    deploy.hosts = [‘servergeek.com’]
    deploy.path = ‘/home/rails’
    deploy.port = “3987”
    # optional advanced settings
    deploy.ssh_opts = ‘-p 3568′
    #deploy.branch = ‘master’

    and works. only i dont like -p 9999 twice in ssh line

    if I set deploy.ssh_opts = ‘-p 3568′ its write ssh -p -p 3987 demouser@servergeek.com………
    if I comment #deploy.ssh_opts = ‘-p 3568′ it’s write ssh demouser@servergeek.com……… and the port????


  17. Hi Jess, I can implement support for other version control system if you need it. Im trying to keep Inploy as simple as needed, adding functionalities only when there is a demand.

  18. This is really good, but one of the things I really hate about Capistrano is that it doesn’t let you specify different user/pwd for every environment, for instance, I don’t know why but in the company I’m working for right now there is 1 server for each environment, so development and production have different IP and different user/pwd pairs, as far as I understand Inploy doesn’t let you specify different user/pwd either, am I wrong?

  19. Hi Raf,

    Inploy’s config file is pure Ruby, so you can do things like this:

    if ENV[‘RAILS_ENV’] = ‘production’
    user = ‘batman’
    password = ‘robin’
    user = ‘lorem’
    password = ‘ipsum’

    Hope that helps.

  20. Thank you for the fantastic piece of information.
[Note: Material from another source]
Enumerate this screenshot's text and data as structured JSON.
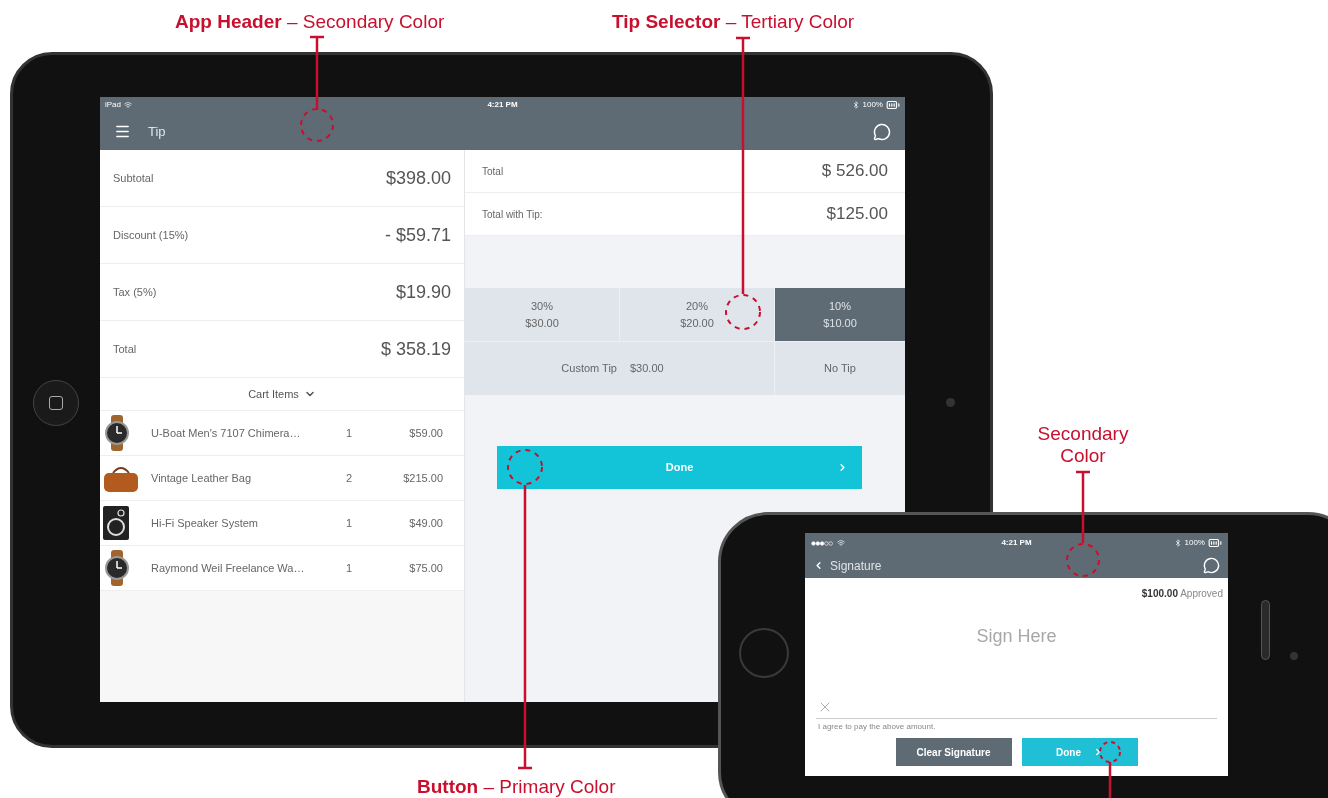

Gives a great insight. Thanks Gautam T Goudar, Irving, TX f

Leave a Reply

Your email address will not be published. Required fields are marked *

You may use these HTML tags and attributes: <a href="" title=""> <abbr title=""> <acronym title=""> <b> <blockquote cite=""> <cite> <code> <del datetime=""> <em> <i> <q cite=""> <strike> <strong> <pre lang="" line="" escaped="">